── DATA EXTRACTS ──

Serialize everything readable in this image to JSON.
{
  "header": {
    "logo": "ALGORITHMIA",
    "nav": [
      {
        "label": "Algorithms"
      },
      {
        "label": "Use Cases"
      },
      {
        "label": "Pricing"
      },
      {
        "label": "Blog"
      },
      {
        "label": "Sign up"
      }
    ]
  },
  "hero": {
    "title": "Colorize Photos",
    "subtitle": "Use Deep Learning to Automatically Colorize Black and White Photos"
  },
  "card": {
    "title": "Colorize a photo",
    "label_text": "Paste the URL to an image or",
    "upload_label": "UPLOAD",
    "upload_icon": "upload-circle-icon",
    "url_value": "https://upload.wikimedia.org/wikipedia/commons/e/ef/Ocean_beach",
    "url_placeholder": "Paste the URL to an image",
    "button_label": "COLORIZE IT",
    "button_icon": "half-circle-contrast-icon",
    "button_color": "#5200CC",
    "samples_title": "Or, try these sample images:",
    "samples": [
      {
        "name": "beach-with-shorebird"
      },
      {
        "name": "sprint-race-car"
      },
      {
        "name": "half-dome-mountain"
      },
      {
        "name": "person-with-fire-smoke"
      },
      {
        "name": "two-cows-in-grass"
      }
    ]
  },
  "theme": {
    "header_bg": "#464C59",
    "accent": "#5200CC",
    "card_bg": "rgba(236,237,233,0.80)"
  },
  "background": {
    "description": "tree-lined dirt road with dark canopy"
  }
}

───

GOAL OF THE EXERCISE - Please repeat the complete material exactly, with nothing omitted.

ANSWER SECTION -
Serialize everything readable in this image to JSON.
{
  "header": {
    "logo": "ALGORITHMIA",
    "nav": [
      {
        "label": "Algorithms"
      },
      {
        "label": "Use Cases"
      },
      {
        "label": "Pricing"
      },
      {
        "label": "Blog"
      },
      {
        "label": "Sign up"
      }
    ]
  },
  "hero": {
    "title": "Colorize Photos",
    "subtitle": "Use Deep Learning to Automatically Colorize Black and White Photos"
  },
  "card": {
    "title": "Colorize a photo",
    "label_text": "Paste the URL to an image or",
    "upload_label": "UPLOAD",
    "upload_icon": "upload-circle-icon",
    "url_value": "https://upload.wikimedia.org/wikipedia/commons/e/ef/Ocean_beach",
    "url_placeholder": "Paste the URL to an image",
    "button_label": "COLORIZE IT",
    "button_icon": "half-circle-contrast-icon",
    "button_color": "#5200CC",
    "samples_title": "Or, try these sample images:",
    "samples": [
      {
        "name": "beach-with-shorebird"
      },
      {
        "name": "sprint-race-car"
      },
      {
        "name": "half-dome-mountain"
      },
      {
        "name": "person-with-fire-smoke"
      },
      {
        "name": "two-cows-in-grass"
      }
    ]
  },
  "theme": {
    "header_bg": "#464C59",
    "accent": "#5200CC",
    "card_bg": "rgba(236,237,233,0.80)"
  },
  "background": {
    "description": "tree-lined dirt road with dark canopy"
  }
}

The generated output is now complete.